The partners responded by prioritizing the products that sold in the highest volume. One early decision was to temporarily eliminate bagel production, as well as pretzels.
The pretzels were Carollo’s favorite item, and the partners had installed a dedicated oven solely for bagels. But in summer 2020, the parts for the oven lay against a far wall on the Bakehouse floor, waiting to be taken away. Emberling and Carollo concluded that they couldn’t give oven space over to products that only sold for $1.25 each and that went stale quickly.
But silver linings were already appearing. About three weeks into shutdown, demand for bread and pastries began to soar, both from Mail Order and local customers. Because its southside Bakeshop was considered an essential business, customers could still shop in person even when restrictions on restaurants were in place. Many waited in a socially distanced line that ran down the front of the building, while others used an app to order curbside pickup.
When the 2020 fiscal year ended, the Bakehouse wound up only 10 percent behind its 2019 results. Maurer says that the usual summer drop-off in business that the Bakehouse normally experienced did not happen in 2020 or 2021, underscoring its strength within Zingerman’s and with its customers.

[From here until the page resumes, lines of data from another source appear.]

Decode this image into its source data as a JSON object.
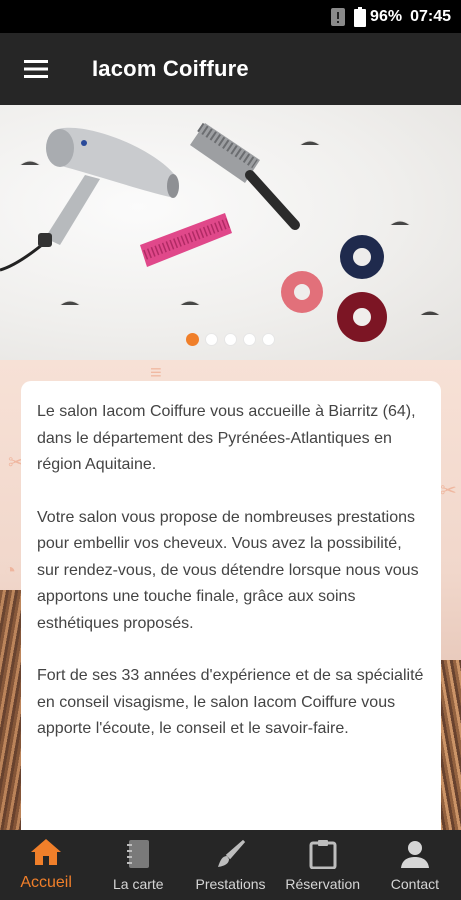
{
  "status_bar": {
    "battery_percent": "96%",
    "time": "07:45",
    "icons": [
      "notification-icon",
      "battery-icon"
    ]
  },
  "app_bar": {
    "title": "Iacom Coiffure",
    "menu_icon": "hamburger-menu-icon"
  },
  "hero": {
    "slide_count": 5,
    "active_slide": 1
  },
  "content": {
    "paragraphs": [
      "Le salon Iacom Coiffure vous accueille à Biarritz (64), dans le département des Pyrénées-Atlantiques en région Aquitaine.",
      "Votre salon vous propose de nombreuses prestations pour embellir vos cheveux. Vous avez la possibilité, sur rendez-vous, de vous détendre lorsque nous vous apportons une touche finale, grâce aux soins esthétiques proposés.",
      "Fort de ses 33 années d'expérience et de sa spécialité en conseil visagisme, le salon Iacom Coiffure vous apporte l'écoute, le conseil et le savoir-faire."
    ]
  },
  "bottom_nav": {
    "items": [
      {
        "label": "Accueil",
        "icon": "home-icon",
        "active": true
      },
      {
        "label": "La carte",
        "icon": "notebook-icon",
        "active": false
      },
      {
        "label": "Prestations",
        "icon": "brush-icon",
        "active": false
      },
      {
        "label": "Réservation",
        "icon": "clipboard-icon",
        "active": false
      },
      {
        "label": "Contact",
        "icon": "person-icon",
        "active": false
      }
    ]
  },
  "colors": {
    "accent": "#f07f2a",
    "app_bar": "#262626",
    "status_bar": "#000000",
    "nav_text": "#d6d6d6",
    "card_text": "#444444"
  }
}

By 2022, there was a full lineup to choose from. Bagels returned, although in fewer flavors, and so did Carollo’s pretzels.
“When you’re in a crisis, there’s nothing like everybody pulling together,” Emberling says. And she’s grateful to the Ann Arbor community, as well. “Ann Arbor supports us, and also demands things,” she says. “It has standards for us. It’s a really productive engagement.”
By the 2021 fiscal year, Zingerman’s employment had recovered to about 508 people, from 730 when the pandemic began. Once again, regular emails went out, listing the job openings across ZCoB.
Maurer says he never lost faith that ZCoB would get through the crisis. “I had supreme confidence that we would be okay,” he says. “I was confident we would have the resources to get through it.
“Did I think every business would make it?” He pauses. “I don’t know.” But last fiscal year, ZCoB’s sales returned to $65 million, and Maurer says $70 million is once again within reach.
Excerpted from Satisfaction Guaranteed: How Zingerman’s Built a Corner Deli Into a Global Food Community, available now at local bookstores and online. Maynard, Saginaw, Singleton and Weinzweig will discuss the company’s history at Zingerman’s 40th birthday celebration on March 15 (see Events).